But even presidents who had never entered an online classroom had a better sense of distance learning than the general public does, said Molly Corbett Broad, president of the American Council on Education. "There is an excitement about the potential" of online learning to expand access and reduce costs, she said. She did note that online education fits the missions of some institutions better than others, which may explain the greater skepticism among leaders of private colleges that focus on a residential experience.
Indeed, most presidents who responded to the survey predicted continued growth in online offerings. About half of the presidents said that in 10 years, the majority of college students will take at least one college course online. Today, only 15 percent of the presidents said most of their students had taken an online course.
The presidents also were bullish about online educational tools. For instance, they saw a bright future for e-textbooks. Sixty-two percent said more than half of students' textbooks will be digital in 10 years.

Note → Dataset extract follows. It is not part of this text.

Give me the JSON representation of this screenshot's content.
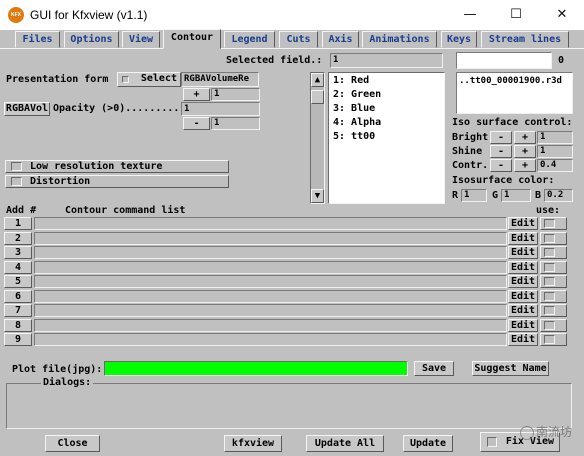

College presidents appear to be more tech-savvy than members of the public are. About half of the presidents said they used a tablet computer, for instance, compared with only 8 percent of the American adults surveyed. Presidents are also slightly more likely than the general public to use Facebook (50 percent, compared with 45 percent of the public) and Twitter (18 percent of presidents and 10 percent of the public).
"I would have expected even higher," said Ms. Broad. "When this is your profession, it's an important responsibility to try to stay ahead of the curve, or at least not stay too far behind the curve."
College presidents reported some downsides of technology use at their institutions. Fifty-five percent of the respondents said student plagiarism on assignments has increased in the past 10 years, and of those who saw an increase, 89 percent said computers and the Internet had played a major role.
Mr. Hartman predicted that the future for many colleges will most likely include new mixes of online and in-person teaching. For instance, he said, more residential colleges will offer students the option of taking courses on campus two days a week and picking up the rest of their coursework online, so they can hold jobs while keeping up with their studies, and without completely forgoing time in the traditional college setting.
"Right now the schedule is set up to be convenient to the institution," he said of most colleges. "Blended instruction provides an opportunity for students to structure their schedules so they are much more productive."